===== Records =====

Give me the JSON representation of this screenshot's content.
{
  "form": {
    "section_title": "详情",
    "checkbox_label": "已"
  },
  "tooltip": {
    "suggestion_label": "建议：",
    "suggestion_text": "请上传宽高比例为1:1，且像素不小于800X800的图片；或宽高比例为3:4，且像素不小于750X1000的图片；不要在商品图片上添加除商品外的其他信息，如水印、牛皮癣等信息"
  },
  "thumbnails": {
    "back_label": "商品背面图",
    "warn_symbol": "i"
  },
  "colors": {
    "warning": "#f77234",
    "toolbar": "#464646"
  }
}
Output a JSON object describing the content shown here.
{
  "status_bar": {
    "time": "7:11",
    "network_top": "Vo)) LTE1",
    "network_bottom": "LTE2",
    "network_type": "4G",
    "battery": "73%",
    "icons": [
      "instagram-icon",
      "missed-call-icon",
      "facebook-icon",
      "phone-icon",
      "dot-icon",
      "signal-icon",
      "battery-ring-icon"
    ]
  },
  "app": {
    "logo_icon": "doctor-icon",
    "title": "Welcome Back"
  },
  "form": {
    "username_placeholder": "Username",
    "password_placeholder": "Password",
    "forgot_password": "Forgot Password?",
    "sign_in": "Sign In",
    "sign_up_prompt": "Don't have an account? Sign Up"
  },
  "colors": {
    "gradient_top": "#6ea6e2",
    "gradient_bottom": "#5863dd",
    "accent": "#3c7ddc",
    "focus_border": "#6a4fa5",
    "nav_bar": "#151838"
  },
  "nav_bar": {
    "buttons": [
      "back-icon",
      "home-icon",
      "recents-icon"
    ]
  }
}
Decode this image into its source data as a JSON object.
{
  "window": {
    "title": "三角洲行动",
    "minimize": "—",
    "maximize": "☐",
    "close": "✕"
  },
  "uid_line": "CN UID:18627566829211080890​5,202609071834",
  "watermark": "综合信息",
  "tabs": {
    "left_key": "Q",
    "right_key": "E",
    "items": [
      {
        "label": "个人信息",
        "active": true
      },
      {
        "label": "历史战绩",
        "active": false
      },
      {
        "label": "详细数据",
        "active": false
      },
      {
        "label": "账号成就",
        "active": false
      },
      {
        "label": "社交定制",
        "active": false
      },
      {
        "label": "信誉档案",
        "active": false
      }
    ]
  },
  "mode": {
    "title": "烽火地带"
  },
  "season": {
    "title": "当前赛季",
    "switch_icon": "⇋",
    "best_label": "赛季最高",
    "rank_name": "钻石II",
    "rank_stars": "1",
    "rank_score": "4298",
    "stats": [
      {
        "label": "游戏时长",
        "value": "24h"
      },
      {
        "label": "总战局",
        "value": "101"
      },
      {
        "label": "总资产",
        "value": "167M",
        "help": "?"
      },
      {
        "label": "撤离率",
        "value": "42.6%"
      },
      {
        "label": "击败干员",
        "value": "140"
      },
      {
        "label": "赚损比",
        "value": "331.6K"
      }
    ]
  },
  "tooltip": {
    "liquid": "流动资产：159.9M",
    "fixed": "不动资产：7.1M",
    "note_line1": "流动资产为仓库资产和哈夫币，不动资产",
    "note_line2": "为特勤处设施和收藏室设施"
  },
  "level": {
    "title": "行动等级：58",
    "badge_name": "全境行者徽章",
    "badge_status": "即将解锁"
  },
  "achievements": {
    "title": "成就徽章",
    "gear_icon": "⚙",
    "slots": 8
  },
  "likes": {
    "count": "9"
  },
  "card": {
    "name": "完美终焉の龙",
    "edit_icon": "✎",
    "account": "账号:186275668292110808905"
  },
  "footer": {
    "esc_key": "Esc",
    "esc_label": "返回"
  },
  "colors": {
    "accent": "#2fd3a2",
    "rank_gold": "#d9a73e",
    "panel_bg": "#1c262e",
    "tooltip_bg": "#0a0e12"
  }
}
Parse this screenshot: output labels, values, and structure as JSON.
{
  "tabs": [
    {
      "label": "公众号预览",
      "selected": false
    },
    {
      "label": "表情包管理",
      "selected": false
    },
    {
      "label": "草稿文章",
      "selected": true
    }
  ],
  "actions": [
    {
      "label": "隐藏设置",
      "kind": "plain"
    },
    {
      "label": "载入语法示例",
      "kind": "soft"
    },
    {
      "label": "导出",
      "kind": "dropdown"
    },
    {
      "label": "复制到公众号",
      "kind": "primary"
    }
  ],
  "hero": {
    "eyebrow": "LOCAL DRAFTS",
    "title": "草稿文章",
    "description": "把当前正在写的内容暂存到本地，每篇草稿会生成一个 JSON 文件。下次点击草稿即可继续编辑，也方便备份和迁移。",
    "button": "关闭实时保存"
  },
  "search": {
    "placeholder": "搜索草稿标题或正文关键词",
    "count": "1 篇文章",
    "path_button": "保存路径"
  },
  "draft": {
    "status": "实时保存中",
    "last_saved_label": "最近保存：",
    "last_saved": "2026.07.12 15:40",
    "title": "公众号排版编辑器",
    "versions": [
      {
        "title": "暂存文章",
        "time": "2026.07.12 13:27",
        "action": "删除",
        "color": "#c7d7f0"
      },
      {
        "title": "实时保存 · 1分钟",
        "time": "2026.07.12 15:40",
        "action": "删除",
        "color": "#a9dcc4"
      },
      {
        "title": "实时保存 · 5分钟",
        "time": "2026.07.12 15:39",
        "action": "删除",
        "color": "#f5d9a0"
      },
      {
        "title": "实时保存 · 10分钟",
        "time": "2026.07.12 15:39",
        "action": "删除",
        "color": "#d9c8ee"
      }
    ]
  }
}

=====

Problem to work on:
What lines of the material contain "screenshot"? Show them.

Your solution:
Give me the JSON representation of this screenshot's content.
Parse this screenshot: output labels, values, and structure as JSON.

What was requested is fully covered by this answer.